2. Haan diwana hun main by Mukesh in Sarangaa
Creating one Mukesh masterpiece in the face of giants like Anil Biswas, Naushad and Shankar Jaikishan is a tough task, but Sardar Malik creates another Mukesh immortal in the same film.
3. Piya kaise milun tumse by Rafi and Lata Mangeshkar from Saranga (1960)
Sarangaa had a great Mukesh-Lata Mangeshkar duet Laagi tumse lagan sathi chute na, which I have used in another post. This Rafi-Lata duet also is no less beautiful.
4. Baharon ki duniya pukare tu aa ja by Talat Mahmood and Asha Bhosle from Laila Majnu (1953), lyrics Shakeel Badayuni
Laila Majnu had two composers, the other one being Ghulam Mohammad. But it seems, unlike normal duos they composed separate songs in the film. Baharon ki duniya pukare tu aa ja is credited to Sardar Malik. A beautiful Talat-Asha duet.
5. Tere dar pe aya hun fariyd lekar by Talat Mahmood from Laila Majnu
Laila Majnu also had this silky solo by Talat Mahmood credited to Sardar Malik. This was the phase when Shammi Kapoor was not the Shammi Kpoor we know, and we have a number of Talat Mahmood songs picturised on him.
6. Ae gham-e-dil kya karun by Talat Mahmood for Thokar (1953), lyrics Majaz
Majaz was a great but deeply troubled Urdu poet. His anguished ghazal has been made immortal by Talat Mahmood and in equal measure by the composition of Sardar Malik, picturised on a pre-yahoo Shammi Kapoor.
7. Main gharibon ka dil hun watan ki zuban by Hemant Kumar in Aab-e-Hayaat (1955), lyrics Hasrat Jaipuri
As Premnath straddles through the street of this magical city singing Main jo gata chalun sath mehfil chale, the horde of beautiful damsels cannot help pouring out in the street and balconies, and dancing and singing in chorus.

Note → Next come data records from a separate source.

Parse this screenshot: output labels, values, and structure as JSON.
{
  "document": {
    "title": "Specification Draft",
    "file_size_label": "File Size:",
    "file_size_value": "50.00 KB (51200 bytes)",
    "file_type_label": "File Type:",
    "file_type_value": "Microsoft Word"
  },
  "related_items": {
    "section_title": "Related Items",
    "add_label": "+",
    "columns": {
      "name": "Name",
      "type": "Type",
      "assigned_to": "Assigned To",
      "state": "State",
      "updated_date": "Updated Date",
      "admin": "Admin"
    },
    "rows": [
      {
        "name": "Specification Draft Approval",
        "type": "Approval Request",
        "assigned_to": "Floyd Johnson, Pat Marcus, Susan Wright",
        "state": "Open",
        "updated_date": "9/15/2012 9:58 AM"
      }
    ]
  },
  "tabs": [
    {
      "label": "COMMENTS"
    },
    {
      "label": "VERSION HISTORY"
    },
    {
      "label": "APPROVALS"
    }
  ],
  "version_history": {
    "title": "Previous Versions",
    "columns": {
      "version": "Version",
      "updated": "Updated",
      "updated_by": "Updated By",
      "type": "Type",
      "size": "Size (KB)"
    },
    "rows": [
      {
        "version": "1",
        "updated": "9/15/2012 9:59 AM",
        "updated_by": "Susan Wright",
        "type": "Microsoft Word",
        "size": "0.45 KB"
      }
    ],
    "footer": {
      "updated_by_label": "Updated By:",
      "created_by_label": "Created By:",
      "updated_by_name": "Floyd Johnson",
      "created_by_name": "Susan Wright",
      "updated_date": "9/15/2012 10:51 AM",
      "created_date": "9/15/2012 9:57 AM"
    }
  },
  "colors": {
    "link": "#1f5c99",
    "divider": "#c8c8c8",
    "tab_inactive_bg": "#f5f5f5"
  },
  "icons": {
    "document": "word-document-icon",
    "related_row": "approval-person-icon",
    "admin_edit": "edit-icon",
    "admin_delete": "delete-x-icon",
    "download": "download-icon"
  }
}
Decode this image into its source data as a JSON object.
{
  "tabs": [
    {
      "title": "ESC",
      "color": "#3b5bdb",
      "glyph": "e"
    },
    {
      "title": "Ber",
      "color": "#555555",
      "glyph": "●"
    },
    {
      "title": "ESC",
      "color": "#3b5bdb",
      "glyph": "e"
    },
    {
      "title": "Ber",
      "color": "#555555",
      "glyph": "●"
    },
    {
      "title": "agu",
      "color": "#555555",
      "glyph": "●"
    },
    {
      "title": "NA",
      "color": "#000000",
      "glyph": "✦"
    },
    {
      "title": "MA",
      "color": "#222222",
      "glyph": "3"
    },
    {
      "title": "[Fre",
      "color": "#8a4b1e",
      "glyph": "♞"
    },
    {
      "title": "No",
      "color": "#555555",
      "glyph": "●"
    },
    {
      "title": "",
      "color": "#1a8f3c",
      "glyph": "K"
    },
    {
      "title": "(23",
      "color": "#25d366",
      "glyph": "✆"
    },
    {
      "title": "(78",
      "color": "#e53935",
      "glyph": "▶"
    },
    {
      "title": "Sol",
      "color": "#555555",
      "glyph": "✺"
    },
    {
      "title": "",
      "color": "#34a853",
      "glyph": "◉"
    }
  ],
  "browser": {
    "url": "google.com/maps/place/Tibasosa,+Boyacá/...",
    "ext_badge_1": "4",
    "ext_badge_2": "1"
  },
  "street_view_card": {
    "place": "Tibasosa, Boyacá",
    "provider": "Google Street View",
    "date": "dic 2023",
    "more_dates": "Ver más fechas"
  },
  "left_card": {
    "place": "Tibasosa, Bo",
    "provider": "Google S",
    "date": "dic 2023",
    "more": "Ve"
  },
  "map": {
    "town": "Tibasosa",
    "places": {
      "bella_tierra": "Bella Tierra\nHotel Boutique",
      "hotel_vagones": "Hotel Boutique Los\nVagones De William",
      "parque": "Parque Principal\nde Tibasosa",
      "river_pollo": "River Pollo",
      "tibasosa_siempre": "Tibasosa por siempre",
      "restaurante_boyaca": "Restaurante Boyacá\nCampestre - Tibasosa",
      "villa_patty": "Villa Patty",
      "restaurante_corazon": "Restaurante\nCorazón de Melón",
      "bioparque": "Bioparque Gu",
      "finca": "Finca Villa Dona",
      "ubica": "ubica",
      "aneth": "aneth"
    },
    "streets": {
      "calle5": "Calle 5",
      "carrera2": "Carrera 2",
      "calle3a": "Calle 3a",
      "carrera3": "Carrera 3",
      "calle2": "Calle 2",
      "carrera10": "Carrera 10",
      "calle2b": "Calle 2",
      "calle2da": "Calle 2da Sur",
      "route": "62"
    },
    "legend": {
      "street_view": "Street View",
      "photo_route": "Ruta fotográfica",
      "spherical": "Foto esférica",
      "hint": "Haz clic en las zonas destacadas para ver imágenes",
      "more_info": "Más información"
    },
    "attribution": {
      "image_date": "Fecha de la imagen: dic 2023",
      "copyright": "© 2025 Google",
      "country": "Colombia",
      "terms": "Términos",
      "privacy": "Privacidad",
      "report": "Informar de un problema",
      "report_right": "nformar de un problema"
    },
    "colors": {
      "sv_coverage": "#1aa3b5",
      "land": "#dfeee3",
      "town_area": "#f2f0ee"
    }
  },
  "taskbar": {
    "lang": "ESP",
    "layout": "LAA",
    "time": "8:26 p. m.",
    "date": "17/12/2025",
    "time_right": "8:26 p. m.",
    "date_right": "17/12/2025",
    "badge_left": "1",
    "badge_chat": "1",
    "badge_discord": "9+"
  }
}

One of my top Hemant Kumar favourites, with one of the best song picturisations.
8. Hui ye humse nadani ki hum teri mehfil me aa baithe by Lata Mangeshkar from Chor Bazar (1954), lyrics Shakel Badayuni
A less known Lata Mangeshkar song, but should compare with the best of Lata during the period. The song has traces of C Ramchandra style.
9. Baharon se poochho mere pyar ko tum by Mukesh and Suman Kalynpur from Mera Ghar Mere Bachche (1960), lyrics Hasrat Jaipuri
A very pleasant Mukesh-Suman Kalyanpur duet in another B-grade movie.
10. Chanda ke des mein rahti ek rani by Mukesh from Mera Ghar Mere Bachche
Sardar Malik seems to have some special talent for Mukesh. Lullabies are generally sung by mothers. Here he comes up with one of the best lullabies sung by and picturised on a male (Sudesh Kumar).
11. Sun more rasiya sun man basiya by Mukesh and Suman Kalyanpur from Madan Manjari (1961), lyrics Hasrat Jaipuri
It does not get any sweeter than this. I cannot think of many duets more beautiful than Sun more rasiya sun man basiya, again a from a perfect B-grade film starring unknown actors like Nalini Chonkar and Manhar Desai.
12. Mujhe tumse mohabbat hai magar main kah nahi sakta by Rafi from Bachpan (1963), lyrics Hasrat Jaipuri
Sardar Malik does a competent job with Rafi as well.
13. Sun chand meri ye dastan by Mukesh from Nag Jyoti (1963), lyrics Bharat Vyas
But with Mukesh, Sardar Malik is in his elements. Another beautiful lyric by Bharat Vyas, composed beautifully by Sardar Malik.
14. Yun na hume dekhiye hum baar baar kahte hain by Rafi and Suman Kalynpur from Jantar Mantar (1964), lyrics Hasrat Jaipuri
I like this song picturised on Mahipal and Vijaya Chaudhry for it shows how the talented, but sidelined composers bestowed great care even in a B-grade film.
15. Aaj ki raat aji hothon ko chup rahne do by Rafi and Suman Kalyanpur from Roop Sundari (1964), lyrics Bharat Vyas
Again a B-grade film starring Mahipal and Anita Guha. Any talented person would get frustrated at the unfair film world, so I do not blame Sardar Malik for showing traces of Roshan in this song. But a melodious song nevertheless.